Choosing a college is a big step for young athletes. Deciding to enter the college ranks early is a big decision, whether you’re an athlete or not. At the same time, no matter what sport you play or the curriculum you’re interested in, there are going to be certain choices you’ll need to ponder.
College early decision applications are typically due the first of November and you’ll know if you’re accepted long before others that don’t file for an early decision. Keep reading if you want to learn some ins and outs on if it’s right for you or a big mistake.
You first need to consider that you’re signing a binding agreement to enroll in the school if you’re accepted when you file for an early college decision.
If you apply for an early decision, you need to be absolutely sure you want to attend that school. You can only apply to one school for early decision because of the binding contract.
How to Apply for College Early Decision?
Applying for an early decision is pretty much the same as filling out a regular application. However, you have the binding agreement that needs to be signed by you, a parent or guardian, and your guidance counselor.
You need to provide your test scores along with letters of recommendation and you need to send an official score report either through your ACT account or your college board. You’ll also need to have your official high school transcript sent as well.
What’s the Difference Between Early Decision and Early Action?
You may have heard of early action and early decision and wonder what the difference is between them.
Early action is a better option for those who aren’t certain what school to attend. Early action doesn’t hold you to a binding agreement when you apply. You are still free to apply elsewhere after you’ve been accepted with early action.
What Happens When You Get Accepted?
Once you’re accepted with your college early decision, you need to make a deposit. Plus, you need to withdraw all other applications you might have submitted in the interim. After that, you’re all set and ready to embark on your college education.
What if I Need Financial Aid?
You may need financial aid, where the early decision gets tricky. You won’t be able to apply for financial aid until after you’ve been accepted.
However, you’ll run the risk of not getting financial aid or getting less than what you’ll eventually need to make things work, while already being locked into that school.
Should I Enter College Early if I’m an Athlete?
This is a bit different from the early decision. However, it should be talked about since many of you are athletes or parents of athletes.
Some athletes are ahead in their schooling and want to get to college and be with their new teammates earlier than usual. For instance, some football players may want to start practicing with their new team during the spring instead of waiting until fall.
There isn’t much downside to this since you won’t be playing in any games and you’ll get some extra time to adjust to the speed and strength of your new teammates.
However, some athletes can graduate a year early and play in college when they’re a year or two younger than almost every other freshman.
There’s a story about a hockey player from Michigan who went on the play at the University of Michigan as a highly touted freshman.

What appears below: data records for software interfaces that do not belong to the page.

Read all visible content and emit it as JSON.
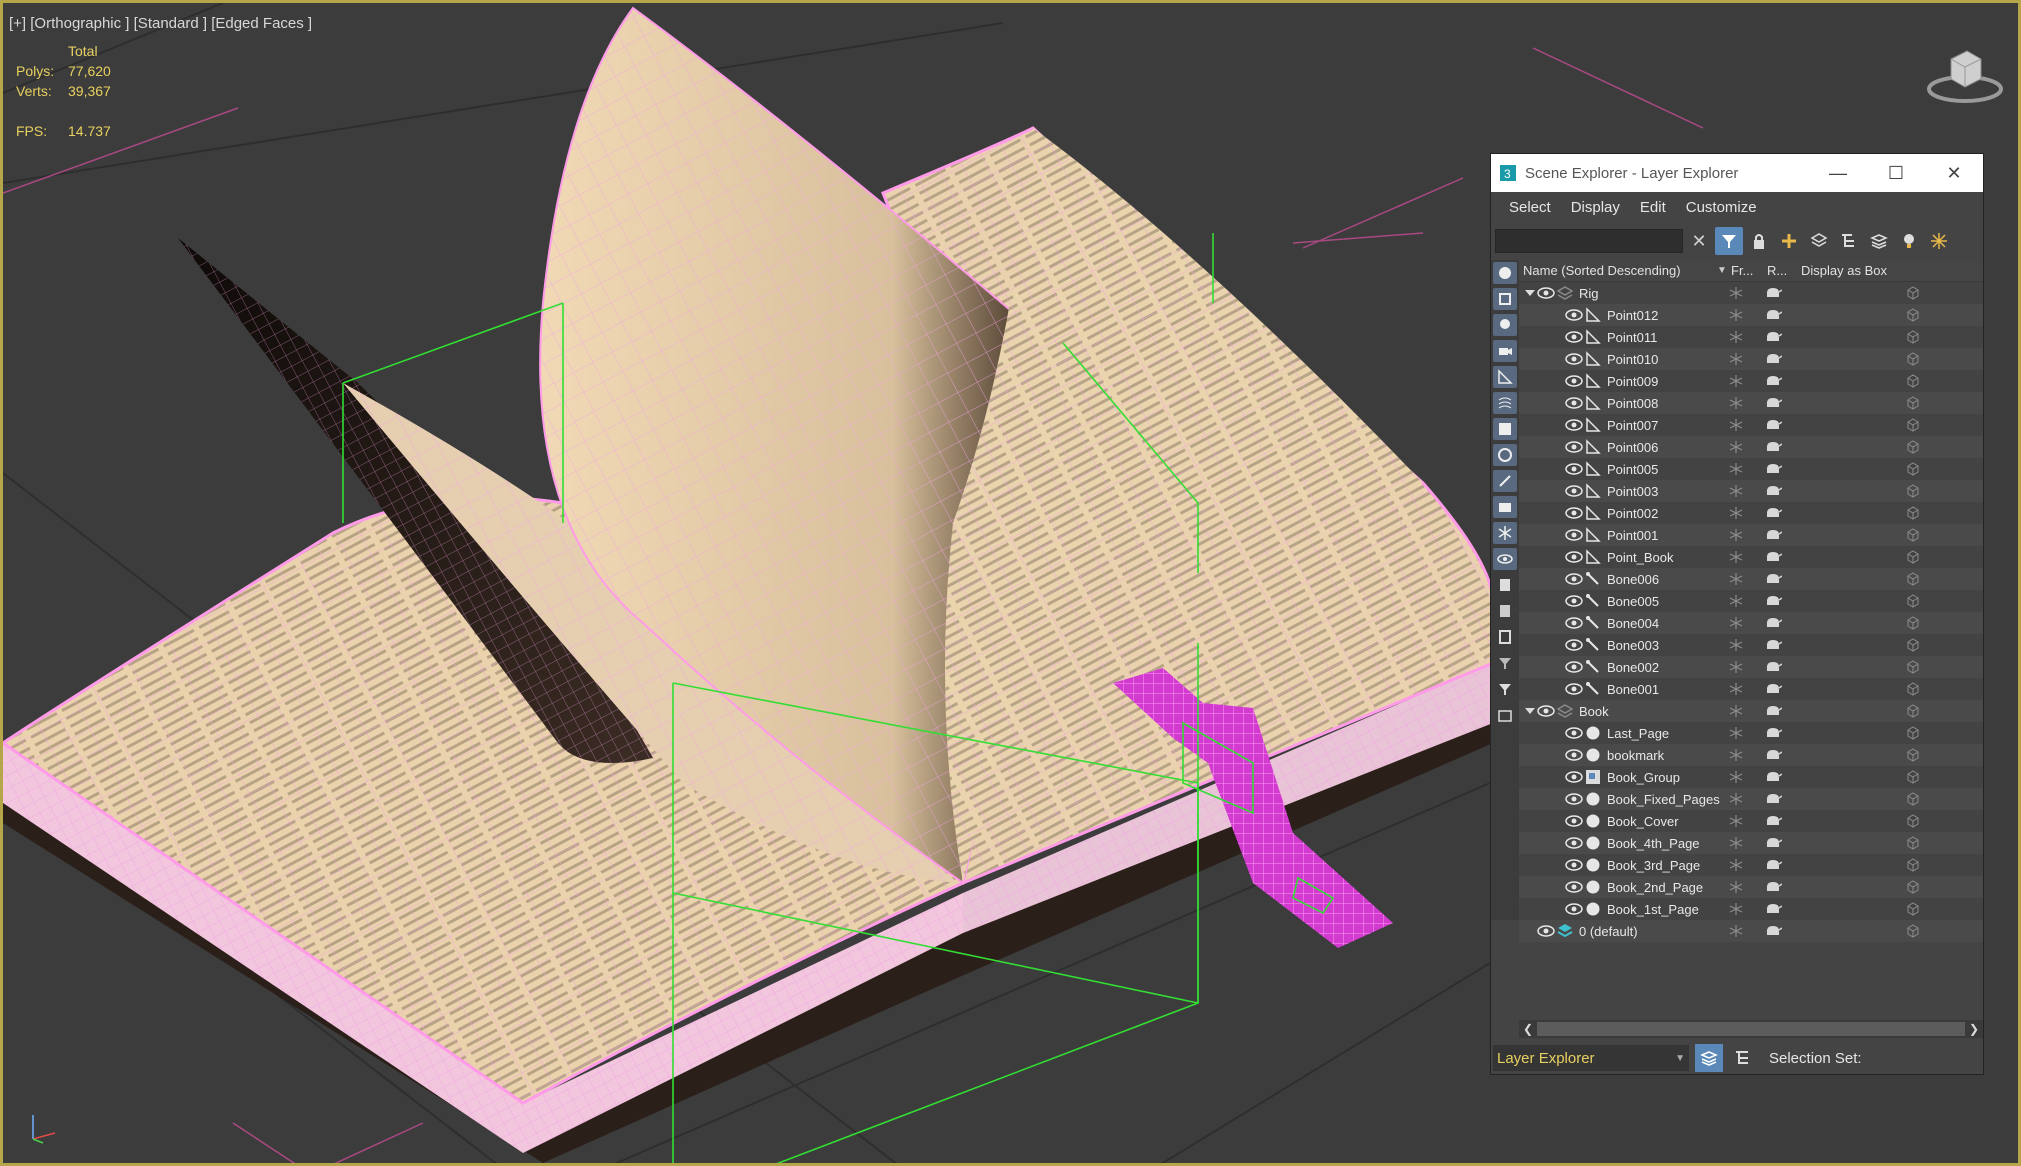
{
  "viewport": {
    "label": "[+] [Orthographic ] [Standard ] [Edged Faces ]",
    "stats": {
      "total_label": "Total",
      "polys_label": "Polys:",
      "polys_value": "77,620",
      "verts_label": "Verts:",
      "verts_value": "39,367",
      "fps_label": "FPS:",
      "fps_value": "14.737"
    }
  },
  "explorer": {
    "title": "Scene Explorer - Layer Explorer",
    "menu": [
      "Select",
      "Display",
      "Edit",
      "Customize"
    ],
    "search_value": "",
    "columns": {
      "name": "Name (Sorted Descending)",
      "freeze": "Fr...",
      "render": "R...",
      "display_as_box": "Display as Box"
    },
    "rows": [
      {
        "label": "Rig",
        "level": 0,
        "type": "layer",
        "expanded": true
      },
      {
        "label": "Point012",
        "level": 1,
        "type": "point"
      },
      {
        "label": "Point011",
        "level": 1,
        "type": "point"
      },
      {
        "label": "Point010",
        "level": 1,
        "type": "point"
      },
      {
        "label": "Point009",
        "level": 1,
        "type": "point"
      },
      {
        "label": "Point008",
        "level": 1,
        "type": "point"
      },
      {
        "label": "Point007",
        "level": 1,
        "type": "point"
      },
      {
        "label": "Point006",
        "level": 1,
        "type": "point"
      },
      {
        "label": "Point005",
        "level": 1,
        "type": "point"
      },
      {
        "label": "Point003",
        "level": 1,
        "type": "point"
      },
      {
        "label": "Point002",
        "level": 1,
        "type": "point"
      },
      {
        "label": "Point001",
        "level": 1,
        "type": "point"
      },
      {
        "label": "Point_Book",
        "level": 1,
        "type": "point"
      },
      {
        "label": "Bone006",
        "level": 1,
        "type": "bone"
      },
      {
        "label": "Bone005",
        "level": 1,
        "type": "bone"
      },
      {
        "label": "Bone004",
        "level": 1,
        "type": "bone"
      },
      {
        "label": "Bone003",
        "level": 1,
        "type": "bone"
      },
      {
        "label": "Bone002",
        "level": 1,
        "type": "bone"
      },
      {
        "label": "Bone001",
        "level": 1,
        "type": "bone"
      },
      {
        "label": "Book",
        "level": 0,
        "type": "layer",
        "expanded": true
      },
      {
        "label": "Last_Page",
        "level": 1,
        "type": "geometry"
      },
      {
        "label": "bookmark",
        "level": 1,
        "type": "geometry"
      },
      {
        "label": "Book_Group",
        "level": 1,
        "type": "group"
      },
      {
        "label": "Book_Fixed_Pages",
        "level": 1,
        "type": "geometry"
      },
      {
        "label": "Book_Cover",
        "level": 1,
        "type": "geometry"
      },
      {
        "label": "Book_4th_Page",
        "level": 1,
        "type": "geometry"
      },
      {
        "label": "Book_3rd_Page",
        "level": 1,
        "type": "geometry"
      },
      {
        "label": "Book_2nd_Page",
        "level": 1,
        "type": "geometry"
      },
      {
        "label": "Book_1st_Page",
        "level": 1,
        "type": "geometry"
      },
      {
        "label": "0 (default)",
        "level": 0,
        "type": "default-layer",
        "expanded": false
      }
    ],
    "explorer_select_value": "Layer Explorer",
    "selection_set_label": "Selection Set:"
  },
  "colors": {
    "viewport_bg": "#3c3c3c",
    "stats_text": "#e8d060",
    "wire_pink": "#ff9be8",
    "bookmark": "#d23ad0",
    "helper_green": "#33dd33",
    "accent_blue": "#5a88b8"
  }
}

He skipped a year ahead and entered college as a 17-year-old freshman. That player struggled from the get-go.
Unfortunately, he never really recovered from the first year, where he lost all of his confidence. He never played in the NHL.
Is College Early Decision Right For Me?
College early decisions can work out well for you. However, it’s probably not the right avenue if you don’t meet specific criteria. Early action might be a better way to go. Think of it as a middle-of-the-road decision.
You can find out if you’re accepted early but you don’t have to sign the binding agreement and it leaves other options open for you.
Either way, you can make the best decision for yourself or your future college student with the above information.